Separate and unequal seems to be the rite of passage as more and more American students grow up in charter schools. Charter schools are an increasingly large part of urban education with more than half of the nations charter schools housed in urban areas.
Studies over the past twenty years have demonstrated that integrated education leads not only to achievement gains in math and reading for African-American and Latino children, but also better career opportunities, less involvement with the criminal justice system, and a greater tendency for graduates to live in integrated neighborhoods, have friends from many races and ethnic groups, and to be employed in diverse workplaces later in life. School integration is crucial to a participatory democracy that transcends race.

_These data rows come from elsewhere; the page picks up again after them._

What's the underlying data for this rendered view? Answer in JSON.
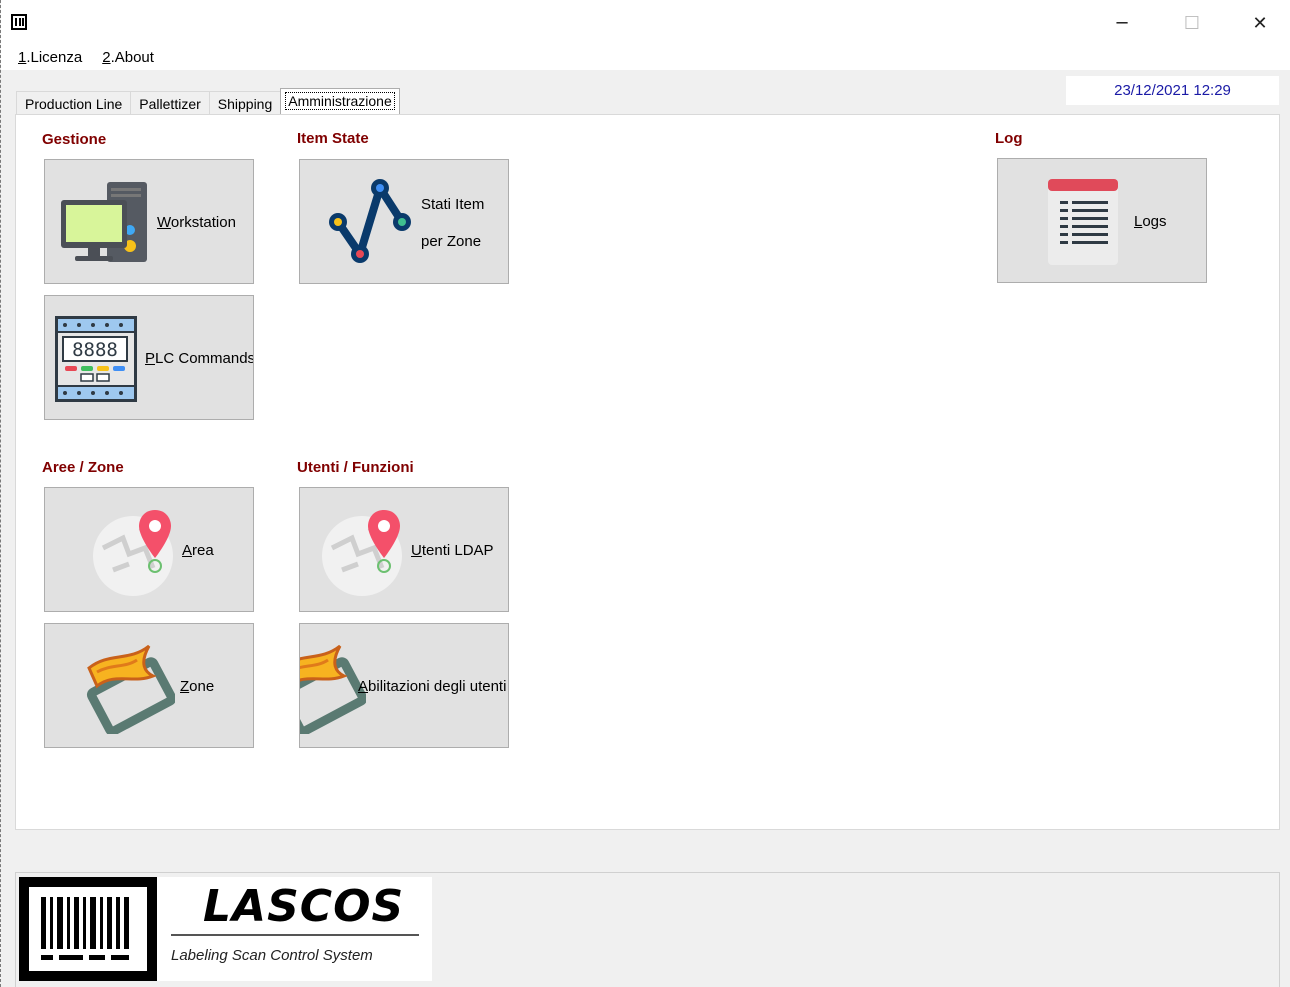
{
  "window": {
    "app_icon": "barcode-icon",
    "minimize_glyph": "─",
    "maximize_glyph": "☐",
    "close_glyph": "✕"
  },
  "menu": {
    "items": [
      {
        "accel": "1",
        "rest": ".Licenza"
      },
      {
        "accel": "2",
        "rest": ".About"
      }
    ]
  },
  "tabs": [
    "Production Line",
    "Pallettizer",
    "Shipping",
    "Amministrazione"
  ],
  "active_tab": "Amministrazione",
  "datetime": "23/12/2021   12:29",
  "sections": {
    "gestione": "Gestione",
    "item_state": "Item State",
    "log": "Log",
    "aree_zone": "Aree / Zone",
    "utenti_funzioni": "Utenti / Funzioni"
  },
  "buttons": {
    "workstation": {
      "accel": "W",
      "rest": "orkstation",
      "icon": "workstation-icon"
    },
    "plc_commands": {
      "accel": "P",
      "rest": "LC Commands",
      "icon": "plc-icon"
    },
    "stati_item": {
      "line1": "Stati Item",
      "line2": "per Zone",
      "icon": "graph-icon"
    },
    "logs": {
      "accel": "L",
      "rest": "ogs",
      "icon": "log-list-icon"
    },
    "area": {
      "accel": "A",
      "rest": "rea",
      "icon": "map-pin-icon"
    },
    "utenti_ldap": {
      "accel": "U",
      "rest": "tenti LDAP",
      "icon": "map-pin-icon"
    },
    "zone": {
      "accel": "Z",
      "rest": "one",
      "icon": "flag-icon"
    },
    "abilitazioni": {
      "accel": "A",
      "rest": "bilitazioni degli utenti",
      "icon": "flag-icon"
    }
  },
  "logo": {
    "title": "LASCOS",
    "subtitle": "Labeling Scan Control System"
  },
  "colors": {
    "section_title": "#800000",
    "datetime": "#1a1aa6",
    "button_face": "#e1e1e1"
  }
}
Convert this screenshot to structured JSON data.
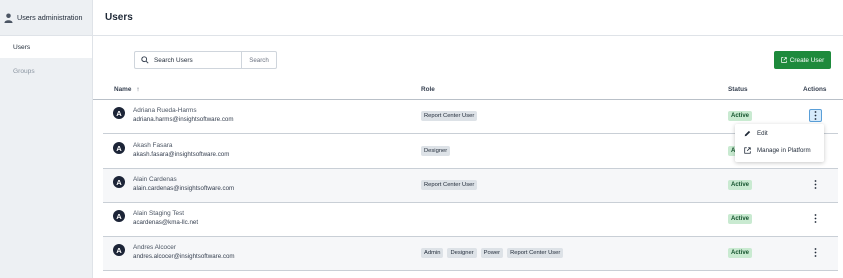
{
  "sidebar": {
    "header": "Users administration",
    "items": [
      {
        "label": "Users"
      },
      {
        "label": "Groups"
      }
    ]
  },
  "page": {
    "title": "Users"
  },
  "search": {
    "placeholder": "Search Users",
    "button_label": "Search"
  },
  "toolbar": {
    "create_label": "Create User",
    "accent_color": "#1e8a3c"
  },
  "table": {
    "columns": {
      "name": "Name",
      "role": "Role",
      "status": "Status",
      "actions": "Actions"
    },
    "sort_indicator": "↑",
    "rows": [
      {
        "initial": "A",
        "name": "Adriana Rueda-Harms",
        "email": "adriana.harms@insightsoftware.com",
        "roles": [
          "Report Center User"
        ],
        "status": "Active"
      },
      {
        "initial": "A",
        "name": "Akash Fasara",
        "email": "akash.fasara@insightsoftware.com",
        "roles": [
          "Designer"
        ],
        "status": "Active"
      },
      {
        "initial": "A",
        "name": "Alain Cardenas",
        "email": "alain.cardenas@insightsoftware.com",
        "roles": [
          "Report Center User"
        ],
        "status": "Active"
      },
      {
        "initial": "A",
        "name": "Alain Staging Test",
        "email": "acardenas@kma-llc.net",
        "roles": [],
        "status": "Active"
      },
      {
        "initial": "A",
        "name": "Andres Alcocer",
        "email": "andres.alcocer@insightsoftware.com",
        "roles": [
          "Admin",
          "Designer",
          "Power",
          "Report Center User"
        ],
        "status": "Active"
      }
    ]
  },
  "actions_menu": {
    "edit_label": "Edit",
    "manage_label": "Manage in Platform"
  },
  "colors": {
    "status_active_bg": "#c9ead1",
    "avatar_bg": "#1c2437",
    "sidebar_bg": "#edf0f3"
  }
}
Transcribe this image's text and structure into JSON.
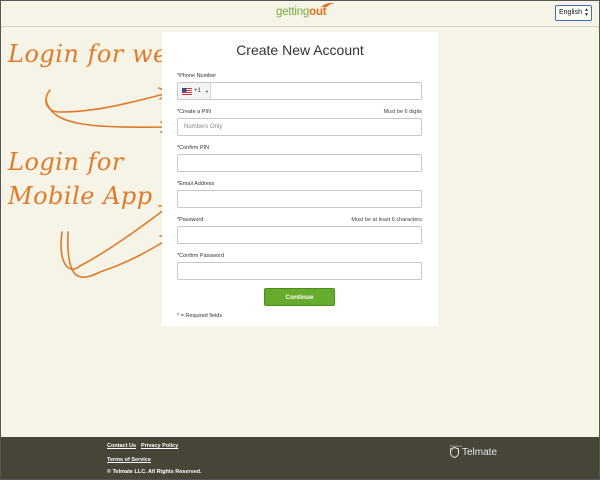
{
  "header": {
    "logo_part1": "getting",
    "logo_part2": "out",
    "language_selected": "English"
  },
  "form": {
    "title": "Create New Account",
    "fields": [
      {
        "label": "*Phone Number",
        "hint": "",
        "placeholder": "",
        "country_code": "+1"
      },
      {
        "label": "*Create a PIN",
        "hint": "Must be 6 digits",
        "placeholder": "Numbers Only"
      },
      {
        "label": "*Confirm PIN",
        "hint": "",
        "placeholder": ""
      },
      {
        "label": "*Email Address",
        "hint": "",
        "placeholder": ""
      },
      {
        "label": "*Password",
        "hint": "Must be at least 6 characters",
        "placeholder": ""
      },
      {
        "label": "*Confirm Password",
        "hint": "",
        "placeholder": ""
      }
    ],
    "continue_label": "Continue",
    "required_note": "* = Required fields"
  },
  "annotations": {
    "web": "Login for web",
    "mobile_line1": "Login for",
    "mobile_line2": "Mobile App"
  },
  "footer": {
    "contact_us": "Contact Us",
    "privacy_policy": "Privacy Policy",
    "terms": "Terms of Service",
    "copyright": "© Telmate LLC. All Rights Reserved.",
    "powered_by": "Powered by",
    "brand": "Telmate"
  },
  "colors": {
    "background": "#f6f3e7",
    "accent_green": "#66ab2b",
    "annotation_orange": "#e07a2a",
    "footer": "#474538"
  }
}
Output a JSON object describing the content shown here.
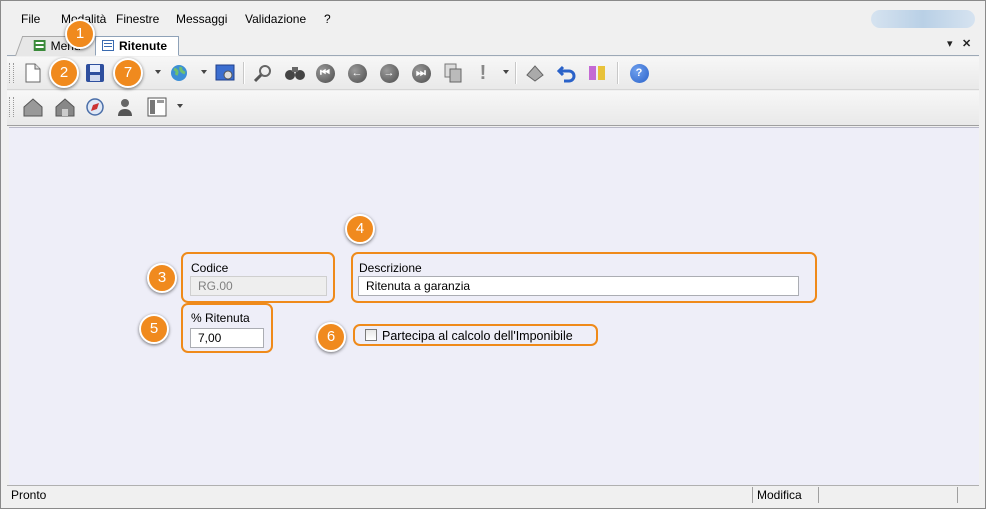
{
  "menubar": {
    "items": [
      "File",
      "Modalità",
      "Finestre",
      "Messaggi",
      "Validazione",
      "?"
    ]
  },
  "tabs": {
    "inactive_label": "Menu",
    "active_label": "Ritenute"
  },
  "toolbar": {
    "icons": [
      "new-document-icon",
      "save-icon",
      "print-icon",
      "globe-icon",
      "settings-screen-icon",
      "search-icon",
      "binoculars-icon",
      "first-record-icon",
      "previous-record-icon",
      "next-record-icon",
      "last-record-icon",
      "copy-record-icon",
      "alert-icon",
      "erase-icon",
      "undo-icon",
      "share-icon",
      "help-icon"
    ]
  },
  "toolbar2": {
    "icons": [
      "house-icon",
      "house-alt-icon",
      "compass-icon",
      "user-icon",
      "layout-icon"
    ]
  },
  "form": {
    "codice_label": "Codice",
    "codice_value": "RG.00",
    "descrizione_label": "Descrizione",
    "descrizione_value": "Ritenuta a garanzia",
    "ritenuta_label": "% Ritenuta",
    "ritenuta_value": "7,00",
    "imponibile_label": "Partecipa al calcolo dell'Imponibile",
    "imponibile_checked": false
  },
  "callouts": {
    "n1": "1",
    "n2": "2",
    "n3": "3",
    "n4": "4",
    "n5": "5",
    "n6": "6",
    "n7": "7"
  },
  "statusbar": {
    "left": "Pronto",
    "right": "Modifica"
  },
  "colors": {
    "callout": "#ef8a1a",
    "form_background": "#eeeef8",
    "help_icon": "#2a62c9"
  }
}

A recent report shows that the proliferation of charter schools has led to classrooms being more segregated today than they were 30 years ago. In a cruel reversal, suburban schools have become more diverse for white students at the same time that urban schools are becoming more segregated for minority students.
We can look at Chicago as an example. Chicago public radio station WBEZ recently tallied the numbers for the nations third largest city. The number of Chicago public schools that are 90 percent or more black has increased in the last 20 years, from 276 to 287. That’s despite a 57,000-student drop in black enrollment in the district. Thirty-nine percent of all CPS Hispanic students go to extremely racially isolated schools. This is up from 20 years ago, when 17 percent of Hispanics went to such schools.
Phyllis Lockett, president and CEO of New Schools for Chicago, which encourages and funds charter school creation, says the number of highly segregated black and Latino schools is growing because a single school 20 years ago may have held many more students. Because charter schools are smaller, the same number of students could be spread out in 2 or more schools.
But if those students were spread out more evenly, let’s call it integration; these numbers would look very different. The number of integrated Chicago schools has dropped from 106 schools in 1990 to 66 schools today. School choice in American cities hasn’t depended on an address in a long time. There is no excuse for an increase in school segregation and isolation.
Magnet schools used to be the shiny solution for failing schools; now the hot new thing is charter schools. With both options the American public gets a downward slide towards segregated urban schools that has gone on for 30 years and counting.
Brown v. the Board of Education electrified the nation against state sponsored education almost 60 years ago. Now, the number of black and brown residents of American cities is rapidly reaching the 50% mark. We have almost gone full circle with school segregation and it’s costing the next generation their hopes and dreams.